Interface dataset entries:
------------------------

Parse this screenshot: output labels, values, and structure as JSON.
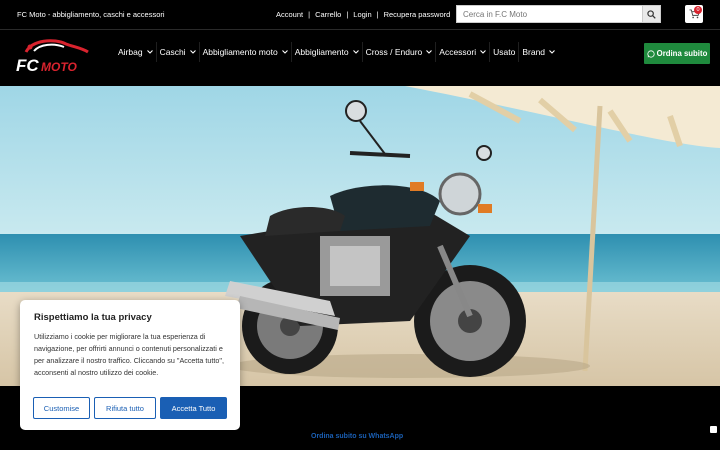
{
  "topbar": {
    "tagline": "FC Moto - abbigliamento, caschi e accessori",
    "links": [
      "Account",
      "Carrello",
      "Login",
      "Recupera password"
    ],
    "search_placeholder": "Cerca in F.C Moto",
    "cart_count": "0"
  },
  "logo": {
    "text_fc": "FC",
    "text_moto": "MOTO"
  },
  "nav": {
    "items": [
      {
        "label": "Airbag",
        "dropdown": true
      },
      {
        "label": "Caschi",
        "dropdown": true
      },
      {
        "label": "Abbigliamento moto",
        "dropdown": true
      },
      {
        "label": "Abbigliamento",
        "dropdown": true
      },
      {
        "label": "Cross / Enduro",
        "dropdown": true
      },
      {
        "label": "Accessori",
        "dropdown": true
      },
      {
        "label": "Usato",
        "dropdown": false
      },
      {
        "label": "Brand",
        "dropdown": true
      }
    ],
    "order_button": "Ordina subito"
  },
  "cookie": {
    "title": "Rispettiamo la tua privacy",
    "text": "Utilizziamo i cookie per migliorare la tua esperienza di navigazione, per offrirti annunci o contenuti personalizzati e per analizzare il nostro traffico. Cliccando su \"Accetta tutto\", acconsenti al nostro utilizzo dei cookie.",
    "customize": "Customise",
    "reject": "Rifiuta tutto",
    "accept": "Accetta Tutto"
  },
  "footer": {
    "whatsapp_link": "Ordina subito su WhatsApp"
  },
  "colors": {
    "accent_blue": "#1a5fb4",
    "whatsapp_green": "#1f8a3d",
    "brand_red": "#d9232e"
  }
}
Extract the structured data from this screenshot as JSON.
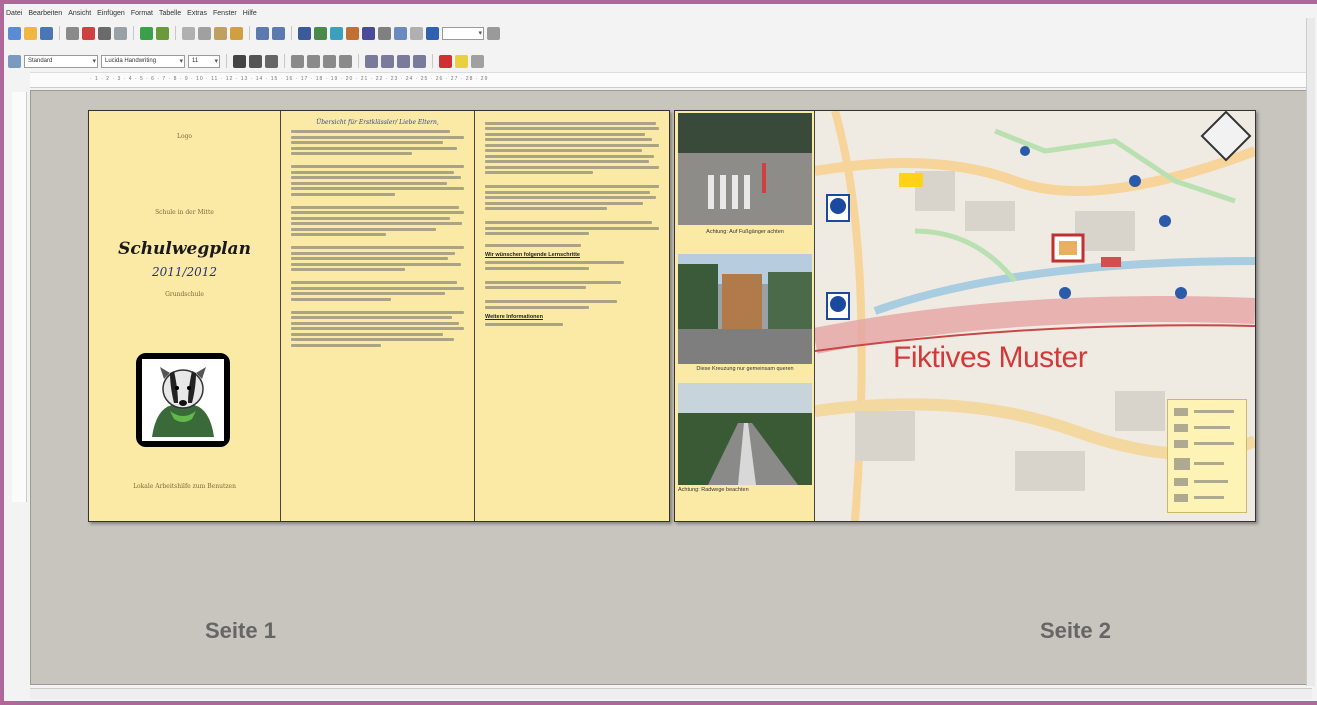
{
  "menu": [
    "Datei",
    "Bearbeiten",
    "Ansicht",
    "Einfügen",
    "Format",
    "Tabelle",
    "Extras",
    "Fenster",
    "Hilfe"
  ],
  "toolbar": {
    "style_value": "Standard",
    "font_value": "Lucida Handwriting",
    "size_value": "11"
  },
  "page1": {
    "col1": {
      "small_top": "Logo",
      "school": "Schule in der Mitte",
      "title": "Schulwegplan",
      "year": "2011/2012",
      "grundschule": "Grundschule",
      "footer": "Lokale Arbeitshilfe zum Benutzen"
    },
    "col2": {
      "heading": "Übersicht für Erstklässler/ Liebe Eltern,"
    },
    "col3": {
      "section1": "Wir wünschen folgende Lernschritte",
      "section2": "Weitere Informationen"
    }
  },
  "page2": {
    "captions": [
      "Achtung: Auf Fußgänger achten",
      "Diese Kreuzung nur gemeinsam queren",
      "Achtung: Radwege beachten"
    ],
    "watermark": "Fiktives Muster"
  },
  "labels": {
    "seite1": "Seite 1",
    "seite2": "Seite 2"
  },
  "colors": {
    "frame": "#b0689a",
    "leaflet": "#fbe9a6",
    "watermark": "#d23a3a"
  }
}
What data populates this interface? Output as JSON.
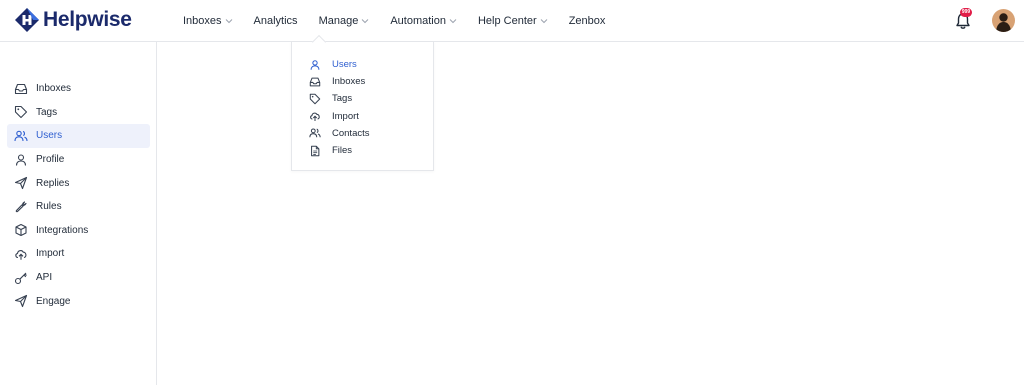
{
  "brand": {
    "name": "Helpwise",
    "color": "#1b2a6b"
  },
  "accent_color": "#2f5fd0",
  "nav": {
    "items": [
      {
        "label": "Inboxes",
        "has_dropdown": true
      },
      {
        "label": "Analytics",
        "has_dropdown": false
      },
      {
        "label": "Manage",
        "has_dropdown": true
      },
      {
        "label": "Automation",
        "has_dropdown": true
      },
      {
        "label": "Help Center",
        "has_dropdown": true
      },
      {
        "label": "Zenbox",
        "has_dropdown": false
      }
    ]
  },
  "notifications": {
    "badge": "999",
    "icon": "bell-icon",
    "badge_color": "#e11d48"
  },
  "user": {
    "avatar_icon": "avatar"
  },
  "manage_menu": {
    "items": [
      {
        "label": "Users",
        "icon": "user-icon",
        "active": true
      },
      {
        "label": "Inboxes",
        "icon": "inbox-icon",
        "active": false
      },
      {
        "label": "Tags",
        "icon": "tag-icon",
        "active": false
      },
      {
        "label": "Import",
        "icon": "cloud-upload-icon",
        "active": false
      },
      {
        "label": "Contacts",
        "icon": "contacts-icon",
        "active": false
      },
      {
        "label": "Files",
        "icon": "file-icon",
        "active": false
      }
    ]
  },
  "sidebar": {
    "items": [
      {
        "label": "Inboxes",
        "icon": "inbox-icon",
        "active": false
      },
      {
        "label": "Tags",
        "icon": "tag-icon",
        "active": false
      },
      {
        "label": "Users",
        "icon": "users-icon",
        "active": true
      },
      {
        "label": "Profile",
        "icon": "user-icon",
        "active": false
      },
      {
        "label": "Replies",
        "icon": "send-icon",
        "active": false
      },
      {
        "label": "Rules",
        "icon": "wrench-icon",
        "active": false
      },
      {
        "label": "Integrations",
        "icon": "cube-icon",
        "active": false
      },
      {
        "label": "Import",
        "icon": "cloud-upload-icon",
        "active": false
      },
      {
        "label": "API",
        "icon": "key-icon",
        "active": false
      },
      {
        "label": "Engage",
        "icon": "send-icon",
        "active": false
      }
    ]
  }
}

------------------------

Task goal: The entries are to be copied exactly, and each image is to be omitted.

Your response:
Parse this screenshot: output labels, values, and structure as JSON.
{
  "topbar": {
    "tagline": "FC Moto - abbigliamento, caschi e accessori",
    "links": [
      "Account",
      "Carrello",
      "Login",
      "Recupera password"
    ],
    "search_placeholder": "Cerca in F.C Moto",
    "cart_count": "0"
  },
  "logo": {
    "text_fc": "FC",
    "text_moto": "MOTO"
  },
  "nav": {
    "items": [
      {
        "label": "Airbag",
        "dropdown": true
      },
      {
        "label": "Caschi",
        "dropdown": true
      },
      {
        "label": "Abbigliamento moto",
        "dropdown": true
      },
      {
        "label": "Abbigliamento",
        "dropdown": true
      },
      {
        "label": "Cross / Enduro",
        "dropdown": true
      },
      {
        "label": "Accessori",
        "dropdown": true
      },
      {
        "label": "Usato",
        "dropdown": false
      },
      {
        "label": "Brand",
        "dropdown": true
      }
    ],
    "order_button": "Ordina subito"
  },
  "cookie": {
    "title": "Rispettiamo la tua privacy",
    "text": "Utilizziamo i cookie per migliorare la tua esperienza di navigazione, per offrirti annunci o contenuti personalizzati e per analizzare il nostro traffico. Cliccando su \"Accetta tutto\", acconsenti al nostro utilizzo dei cookie.",
    "customize": "Customise",
    "reject": "Rifiuta tutto",
    "accept": "Accetta Tutto"
  },
  "footer": {
    "whatsapp_link": "Ordina subito su WhatsApp"
  },
  "colors": {
    "accent_blue": "#1a5fb4",
    "whatsapp_green": "#1f8a3d",
    "brand_red": "#d9232e"
  }
}
Extract the structured data from this screenshot as JSON.
{
  "menu": [
    "Datei",
    "Bearbeiten",
    "Ansicht",
    "Einfügen",
    "Format",
    "Tabelle",
    "Extras",
    "Fenster",
    "Hilfe"
  ],
  "toolbar": {
    "style_value": "Standard",
    "font_value": "Lucida Handwriting",
    "size_value": "11"
  },
  "page1": {
    "col1": {
      "small_top": "Logo",
      "school": "Schule in der Mitte",
      "title": "Schulwegplan",
      "year": "2011/2012",
      "grundschule": "Grundschule",
      "footer": "Lokale Arbeitshilfe zum Benutzen"
    },
    "col2": {
      "heading": "Übersicht für Erstklässler/ Liebe Eltern,"
    },
    "col3": {
      "section1": "Wir wünschen folgende Lernschritte",
      "section2": "Weitere Informationen"
    }
  },
  "page2": {
    "captions": [
      "Achtung: Auf Fußgänger achten",
      "Diese Kreuzung nur gemeinsam queren",
      "Achtung: Radwege beachten"
    ],
    "watermark": "Fiktives Muster"
  },
  "labels": {
    "seite1": "Seite 1",
    "seite2": "Seite 2"
  },
  "colors": {
    "frame": "#b0689a",
    "leaflet": "#fbe9a6",
    "watermark": "#d23a3a"
  }
}
What data populates this interface? Output as JSON.
{
  "brand": {
    "name": "Helpwise",
    "color": "#1b2a6b"
  },
  "accent_color": "#2f5fd0",
  "nav": {
    "items": [
      {
        "label": "Inboxes",
        "has_dropdown": true
      },
      {
        "label": "Analytics",
        "has_dropdown": false
      },
      {
        "label": "Manage",
        "has_dropdown": true
      },
      {
        "label": "Automation",
        "has_dropdown": true
      },
      {
        "label": "Help Center",
        "has_dropdown": true
      },
      {
        "label": "Zenbox",
        "has_dropdown": false
      }
    ]
  },
  "notifications": {
    "badge": "999",
    "icon": "bell-icon",
    "badge_color": "#e11d48"
  },
  "user": {
    "avatar_icon": "avatar"
  },
  "manage_menu": {
    "items": [
      {
        "label": "Users",
        "icon": "user-icon",
        "active": true
      },
      {
        "label": "Inboxes",
        "icon": "inbox-icon",
        "active": false
      },
      {
        "label": "Tags",
        "icon": "tag-icon",
        "active": false
      },
      {
        "label": "Import",
        "icon": "cloud-upload-icon",
        "active": false
      },
      {
        "label": "Contacts",
        "icon": "contacts-icon",
        "active": false
      },
      {
        "label": "Files",
        "icon": "file-icon",
        "active": false
      }
    ]
  },
  "sidebar": {
    "items": [
      {
        "label": "Inboxes",
        "icon": "inbox-icon",
        "active": false
      },
      {
        "label": "Tags",
        "icon": "tag-icon",
        "active": false
      },
      {
        "label": "Users",
        "icon": "users-icon",
        "active": true
      },
      {
        "label": "Profile",
        "icon": "user-icon",
        "active": false
      },
      {
        "label": "Replies",
        "icon": "send-icon",
        "active": false
      },
      {
        "label": "Rules",
        "icon": "wrench-icon",
        "active": false
      },
      {
        "label": "Integrations",
        "icon": "cube-icon",
        "active": false
      },
      {
        "label": "Import",
        "icon": "cloud-upload-icon",
        "active": false
      },
      {
        "label": "API",
        "icon": "key-icon",
        "active": false
      },
      {
        "label": "Engage",
        "icon": "send-icon",
        "active": false
      }
    ]
  }
}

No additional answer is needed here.